What’s more, effective communication, creative problem-solving, and an ability to identify strategic opportunities and pitch potential value are all crucial. Businesses require a more technical level of expertise in delivery, and someone with an inclusive communication style and a strong understanding of the overall business objectives

The main roadblock to success
It takes time to drive meaningful transformation within a business. For CSOs, buy-in is the primary challenge to address. Although it is developing across all functions of the organisation at a greater pace than before, there is still much progress to be made.

Education at all levels of the business has become essential in driving company-wide buy-in and creating a foundation for long-term sustainable business. While currently, the CSO’s immediate team remains small, bringing in larger networks of sustainability practitioners across other key functions helps a business push the needle on its ambitions.

The good news is, there is now far more clarity about what impactful sustainability strategies can look like. There are also reporting metrics measuring performance and progress (the uptake of SBTi for example). In essence, modern CSOs now have a stronger blueprint from which to work, which wins them back time to focus on the stakeholder engagement element of the role.

HR is the crucial stakeholder for success

Whilst it's clear that CSOs need to have a symbiotic working relationship with the board to embed ESG into mainstream strategy, this is only possible if HR is the CSO's biggest support.

"HR also has a key role in enabling the CSO to navigate the organisation's structures, quirks and nuances."

That could be championing sustainability's importance to the board and enabling investment into organisation-wide L&D that creates sustainability talent within its own walls or investing in intelligence that showcases the best structures where business transformation has worked and embedded itself well.

HR also has a key role in enabling the CSO to navigate the organisation's structures, quirks and nuances. This could be facilitating communication and teamwork or leveraging the best stakeholders to commercialise sustainability imperatives, with the most haste, creating case studies for success.

A sustainable future begins now

It has become clear that, as ESG becomes more consolidated into traditional business functions, we will most likely see fuller integration of sustainability teams across every department or the enveloping of the CSO under the CFO/CEO or COO.

HR professionals will be critical enablers of such a culture shift and have a fundamental role to play in driving impact following COP27 when companies and governments are expected to explain how they will enact the corporate pledges made last year.

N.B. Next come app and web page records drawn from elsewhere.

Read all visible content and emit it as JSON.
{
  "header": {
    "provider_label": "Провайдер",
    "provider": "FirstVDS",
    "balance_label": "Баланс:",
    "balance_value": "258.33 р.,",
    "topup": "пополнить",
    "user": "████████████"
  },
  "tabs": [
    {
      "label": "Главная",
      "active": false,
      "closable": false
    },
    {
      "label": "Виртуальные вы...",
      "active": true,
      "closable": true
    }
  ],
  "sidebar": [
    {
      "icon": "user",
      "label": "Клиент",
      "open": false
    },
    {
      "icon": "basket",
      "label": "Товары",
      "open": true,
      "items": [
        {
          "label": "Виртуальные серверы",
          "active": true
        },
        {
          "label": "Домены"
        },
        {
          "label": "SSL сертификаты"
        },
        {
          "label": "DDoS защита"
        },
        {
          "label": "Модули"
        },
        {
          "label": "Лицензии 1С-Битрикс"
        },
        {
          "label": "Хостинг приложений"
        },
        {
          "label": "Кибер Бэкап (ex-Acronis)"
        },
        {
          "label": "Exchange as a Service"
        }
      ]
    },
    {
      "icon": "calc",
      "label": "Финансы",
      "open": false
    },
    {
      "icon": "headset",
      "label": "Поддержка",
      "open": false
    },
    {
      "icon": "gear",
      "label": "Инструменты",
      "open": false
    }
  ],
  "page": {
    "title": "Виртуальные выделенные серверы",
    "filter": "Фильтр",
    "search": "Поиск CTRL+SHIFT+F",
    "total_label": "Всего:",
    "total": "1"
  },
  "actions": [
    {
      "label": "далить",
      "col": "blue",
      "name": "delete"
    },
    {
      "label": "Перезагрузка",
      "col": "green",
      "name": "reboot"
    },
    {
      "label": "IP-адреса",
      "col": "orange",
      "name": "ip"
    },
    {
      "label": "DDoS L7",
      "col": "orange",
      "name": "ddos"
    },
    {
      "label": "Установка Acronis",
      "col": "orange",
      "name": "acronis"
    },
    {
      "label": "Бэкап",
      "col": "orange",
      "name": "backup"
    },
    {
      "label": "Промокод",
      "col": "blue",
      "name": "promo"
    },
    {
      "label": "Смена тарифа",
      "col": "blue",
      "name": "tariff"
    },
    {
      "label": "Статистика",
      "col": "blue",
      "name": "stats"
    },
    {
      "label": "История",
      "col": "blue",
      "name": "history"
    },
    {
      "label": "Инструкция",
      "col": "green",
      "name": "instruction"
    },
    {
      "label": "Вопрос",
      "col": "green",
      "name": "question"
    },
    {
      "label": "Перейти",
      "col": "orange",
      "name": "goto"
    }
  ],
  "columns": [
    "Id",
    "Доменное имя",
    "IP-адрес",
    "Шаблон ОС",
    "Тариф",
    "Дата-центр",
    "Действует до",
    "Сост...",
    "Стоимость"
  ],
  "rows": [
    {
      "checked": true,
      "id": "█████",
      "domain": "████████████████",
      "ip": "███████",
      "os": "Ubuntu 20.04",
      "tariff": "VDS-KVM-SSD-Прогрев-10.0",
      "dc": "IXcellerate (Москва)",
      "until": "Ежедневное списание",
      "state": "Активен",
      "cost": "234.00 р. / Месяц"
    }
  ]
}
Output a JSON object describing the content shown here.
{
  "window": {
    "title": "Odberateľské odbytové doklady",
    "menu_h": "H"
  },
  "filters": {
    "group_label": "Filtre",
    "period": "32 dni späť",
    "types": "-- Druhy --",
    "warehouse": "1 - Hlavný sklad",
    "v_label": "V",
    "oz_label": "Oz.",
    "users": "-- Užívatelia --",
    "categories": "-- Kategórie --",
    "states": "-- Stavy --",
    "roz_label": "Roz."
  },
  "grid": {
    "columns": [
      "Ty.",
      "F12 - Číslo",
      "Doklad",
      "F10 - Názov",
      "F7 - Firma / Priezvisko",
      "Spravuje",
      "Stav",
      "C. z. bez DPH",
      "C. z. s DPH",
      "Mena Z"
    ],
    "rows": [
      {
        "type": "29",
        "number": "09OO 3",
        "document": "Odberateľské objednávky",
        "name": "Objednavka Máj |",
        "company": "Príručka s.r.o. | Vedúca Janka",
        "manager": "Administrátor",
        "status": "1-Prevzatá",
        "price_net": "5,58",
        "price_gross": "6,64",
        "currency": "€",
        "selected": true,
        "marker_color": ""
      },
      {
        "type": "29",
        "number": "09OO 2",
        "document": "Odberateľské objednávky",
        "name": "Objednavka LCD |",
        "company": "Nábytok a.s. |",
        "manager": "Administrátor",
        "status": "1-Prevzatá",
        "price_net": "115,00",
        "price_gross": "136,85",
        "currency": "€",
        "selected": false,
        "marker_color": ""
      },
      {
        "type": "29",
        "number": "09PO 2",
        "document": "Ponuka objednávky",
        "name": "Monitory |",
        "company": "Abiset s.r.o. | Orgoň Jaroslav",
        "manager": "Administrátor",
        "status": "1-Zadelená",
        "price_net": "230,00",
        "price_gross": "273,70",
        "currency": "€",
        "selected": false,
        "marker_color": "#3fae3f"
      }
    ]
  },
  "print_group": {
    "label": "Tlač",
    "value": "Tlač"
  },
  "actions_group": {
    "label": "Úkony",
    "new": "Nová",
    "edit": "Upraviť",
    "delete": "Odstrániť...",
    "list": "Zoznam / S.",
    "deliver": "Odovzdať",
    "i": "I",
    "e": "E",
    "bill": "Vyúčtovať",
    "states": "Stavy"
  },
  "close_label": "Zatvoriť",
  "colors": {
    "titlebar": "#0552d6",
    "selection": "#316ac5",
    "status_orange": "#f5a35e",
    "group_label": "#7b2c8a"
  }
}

Tanith leads Acre’s recruitment teams across infrastructure and manufacturing. Since joining the business, Tanith has developed Acre’s executive consultant platform, the  Acre Bench, providing flexible support to clients facing some of the most challenging  materiality, strategy and responsible value chain issues in sustainability. She has successfully placed senior ESG professionals with clients such as LyondellBasell, Ball Corporation, and Virgin Atlantic, as well as with leading industry bodies. Tanith spends the majority of her time with Acre's clients, delivering Executive recruitment projects, as well as bespoke consultancy and business optimisation assignments.